Here are some of the latest health and medical news developments, compiled by editors of HealthDay:
Few U.S. Adults Proficient at Managing Health Care
Only 12 percent of the 228 million adults in the United States have the health literacy skills to manage their own health care proficiently, according to the latest News and Numbers report from the federal Agency for Healthcare Research.
Health literacy skills -- which describe a person's ability to obtain and use health information to make appropriate health care decisions -- include weighing the risks and benefits of different treatments, knowing how to calculate health insurance costs, and being able to fill out complex medical forms.
People with poor health literacy skills may have worse health care outcomes and face an increased risk of medical errors.
A 2003 survey found that:
New Guidelines Urge Careful Monitoring of Heart Device Patients
People with implanted pacemakers, defibrillators and other devices to regulate heartbeat need to be monitored carefully after the devices begin working, a team of international experts recommended Wednesday.
Almost 2 million people across the globe have had the devices implanted, the Associated Press reported.
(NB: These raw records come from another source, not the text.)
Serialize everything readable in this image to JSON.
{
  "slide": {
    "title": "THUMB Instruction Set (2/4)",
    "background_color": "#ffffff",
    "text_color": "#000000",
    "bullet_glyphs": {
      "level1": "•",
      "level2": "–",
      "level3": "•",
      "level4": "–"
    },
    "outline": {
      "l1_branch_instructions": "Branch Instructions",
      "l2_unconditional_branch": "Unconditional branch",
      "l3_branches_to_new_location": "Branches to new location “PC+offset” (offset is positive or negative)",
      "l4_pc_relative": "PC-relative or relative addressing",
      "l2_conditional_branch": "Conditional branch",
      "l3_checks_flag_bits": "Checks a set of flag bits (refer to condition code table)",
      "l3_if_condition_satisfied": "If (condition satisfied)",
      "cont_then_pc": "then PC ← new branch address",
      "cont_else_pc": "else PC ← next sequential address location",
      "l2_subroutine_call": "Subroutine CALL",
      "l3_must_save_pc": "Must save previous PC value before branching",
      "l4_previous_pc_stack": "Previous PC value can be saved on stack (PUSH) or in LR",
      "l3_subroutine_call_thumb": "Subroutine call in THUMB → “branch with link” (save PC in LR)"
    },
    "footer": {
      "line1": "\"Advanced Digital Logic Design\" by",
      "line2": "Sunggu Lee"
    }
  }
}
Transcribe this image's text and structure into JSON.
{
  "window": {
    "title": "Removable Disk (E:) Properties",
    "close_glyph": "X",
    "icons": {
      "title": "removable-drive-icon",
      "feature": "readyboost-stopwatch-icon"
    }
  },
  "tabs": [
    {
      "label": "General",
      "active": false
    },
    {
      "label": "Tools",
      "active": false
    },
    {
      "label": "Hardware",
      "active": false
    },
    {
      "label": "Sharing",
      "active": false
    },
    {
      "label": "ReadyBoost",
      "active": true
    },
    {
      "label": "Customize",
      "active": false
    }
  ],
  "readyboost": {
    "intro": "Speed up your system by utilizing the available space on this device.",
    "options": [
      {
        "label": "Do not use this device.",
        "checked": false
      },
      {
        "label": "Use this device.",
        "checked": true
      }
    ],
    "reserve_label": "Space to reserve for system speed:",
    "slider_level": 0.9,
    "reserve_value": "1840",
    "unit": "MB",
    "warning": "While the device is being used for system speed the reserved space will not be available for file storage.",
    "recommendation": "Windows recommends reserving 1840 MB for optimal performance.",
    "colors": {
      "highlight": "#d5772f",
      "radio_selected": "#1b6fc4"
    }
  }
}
While much of the attention so far has been directed to who should get the devices and whether insurance companies would pay for them, the wire service said, experts in San Francisco at a meeting of the Heart Rhythm Society unveiled new guidelines designed to provide follow-up care for people who already have them.
The guidelines recommend:
Former Supreme Court Justice Pleas for Alzheimer's Research
Former U.S. Supreme Court Justice Sandra Day O'Connor, the first woman to sit on the nation's high court, is urging Congress to help boost research on Alzheimer's disease.